━━━━━ Source data

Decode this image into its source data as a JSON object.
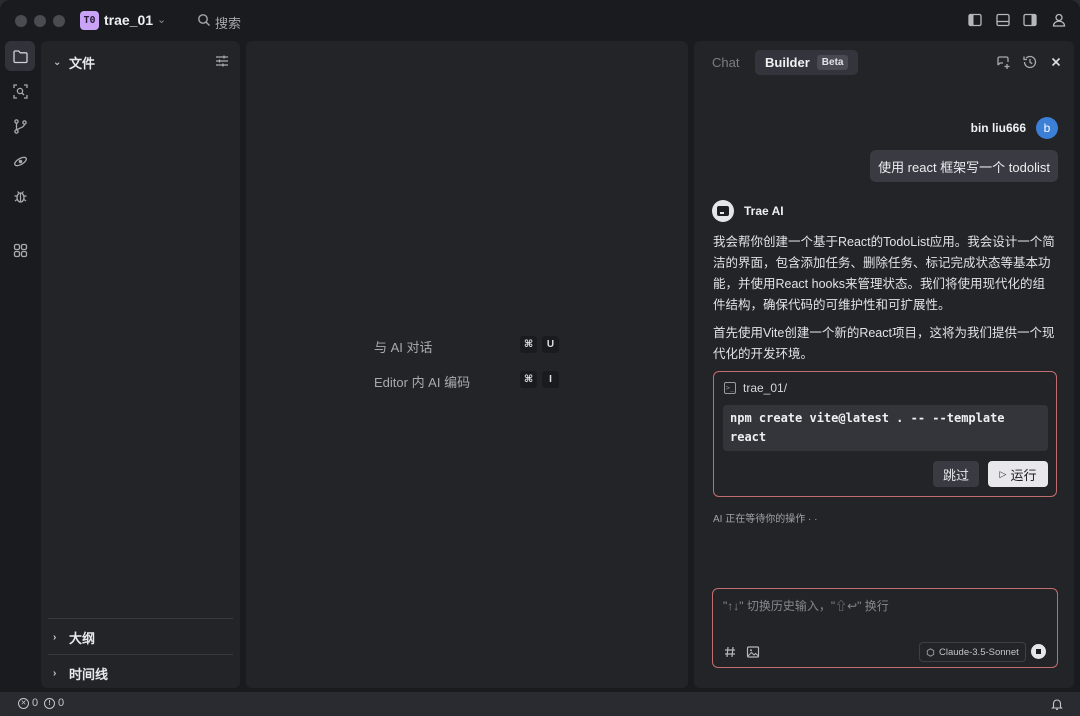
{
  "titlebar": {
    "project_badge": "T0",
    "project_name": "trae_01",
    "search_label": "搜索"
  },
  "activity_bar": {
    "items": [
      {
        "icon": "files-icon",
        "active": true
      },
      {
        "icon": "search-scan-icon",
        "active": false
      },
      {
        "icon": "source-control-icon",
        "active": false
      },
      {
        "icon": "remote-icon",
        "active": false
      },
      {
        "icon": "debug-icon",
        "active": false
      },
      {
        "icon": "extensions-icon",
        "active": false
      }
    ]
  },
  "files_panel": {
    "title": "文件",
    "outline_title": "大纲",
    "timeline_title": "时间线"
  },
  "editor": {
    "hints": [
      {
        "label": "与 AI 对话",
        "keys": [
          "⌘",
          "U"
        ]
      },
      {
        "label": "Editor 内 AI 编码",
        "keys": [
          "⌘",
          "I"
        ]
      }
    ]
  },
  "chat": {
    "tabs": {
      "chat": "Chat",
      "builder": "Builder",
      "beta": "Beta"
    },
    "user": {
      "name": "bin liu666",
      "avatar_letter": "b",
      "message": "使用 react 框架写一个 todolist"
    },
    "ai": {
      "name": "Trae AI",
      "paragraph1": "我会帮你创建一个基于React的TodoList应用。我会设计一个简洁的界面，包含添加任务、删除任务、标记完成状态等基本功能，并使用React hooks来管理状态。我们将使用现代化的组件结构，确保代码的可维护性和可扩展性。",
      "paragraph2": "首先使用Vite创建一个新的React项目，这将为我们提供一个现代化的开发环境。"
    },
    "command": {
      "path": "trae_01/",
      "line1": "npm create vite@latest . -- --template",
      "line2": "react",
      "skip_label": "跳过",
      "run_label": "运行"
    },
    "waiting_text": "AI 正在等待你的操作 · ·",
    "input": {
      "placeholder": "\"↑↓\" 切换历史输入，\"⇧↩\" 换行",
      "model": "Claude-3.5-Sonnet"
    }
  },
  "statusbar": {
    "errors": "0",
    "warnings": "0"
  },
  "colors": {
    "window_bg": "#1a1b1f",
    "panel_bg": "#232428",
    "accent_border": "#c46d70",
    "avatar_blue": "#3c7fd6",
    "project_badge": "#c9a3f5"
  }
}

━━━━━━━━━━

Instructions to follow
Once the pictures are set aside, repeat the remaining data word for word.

Written answer
Decode this image into its source data as a JSON object.
{
  "titlebar": {
    "project_badge": "T0",
    "project_name": "trae_01",
    "search_label": "搜索"
  },
  "activity_bar": {
    "items": [
      {
        "icon": "files-icon",
        "active": true
      },
      {
        "icon": "search-scan-icon",
        "active": false
      },
      {
        "icon": "source-control-icon",
        "active": false
      },
      {
        "icon": "remote-icon",
        "active": false
      },
      {
        "icon": "debug-icon",
        "active": false
      },
      {
        "icon": "extensions-icon",
        "active": false
      }
    ]
  },
  "files_panel": {
    "title": "文件",
    "outline_title": "大纲",
    "timeline_title": "时间线"
  },
  "editor": {
    "hints": [
      {
        "label": "与 AI 对话",
        "keys": [
          "⌘",
          "U"
        ]
      },
      {
        "label": "Editor 内 AI 编码",
        "keys": [
          "⌘",
          "I"
        ]
      }
    ]
  },
  "chat": {
    "tabs": {
      "chat": "Chat",
      "builder": "Builder",
      "beta": "Beta"
    },
    "user": {
      "name": "bin liu666",
      "avatar_letter": "b",
      "message": "使用 react 框架写一个 todolist"
    },
    "ai": {
      "name": "Trae AI",
      "paragraph1": "我会帮你创建一个基于React的TodoList应用。我会设计一个简洁的界面，包含添加任务、删除任务、标记完成状态等基本功能，并使用React hooks来管理状态。我们将使用现代化的组件结构，确保代码的可维护性和可扩展性。",
      "paragraph2": "首先使用Vite创建一个新的React项目，这将为我们提供一个现代化的开发环境。"
    },
    "command": {
      "path": "trae_01/",
      "line1": "npm create vite@latest . -- --template",
      "line2": "react",
      "skip_label": "跳过",
      "run_label": "运行"
    },
    "waiting_text": "AI 正在等待你的操作 · ·",
    "input": {
      "placeholder": "\"↑↓\" 切换历史输入，\"⇧↩\" 换行",
      "model": "Claude-3.5-Sonnet"
    }
  },
  "statusbar": {
    "errors": "0",
    "warnings": "0"
  },
  "colors": {
    "window_bg": "#1a1b1f",
    "panel_bg": "#232428",
    "accent_border": "#c46d70",
    "avatar_blue": "#3c7fd6",
    "project_badge": "#c9a3f5"
  }
}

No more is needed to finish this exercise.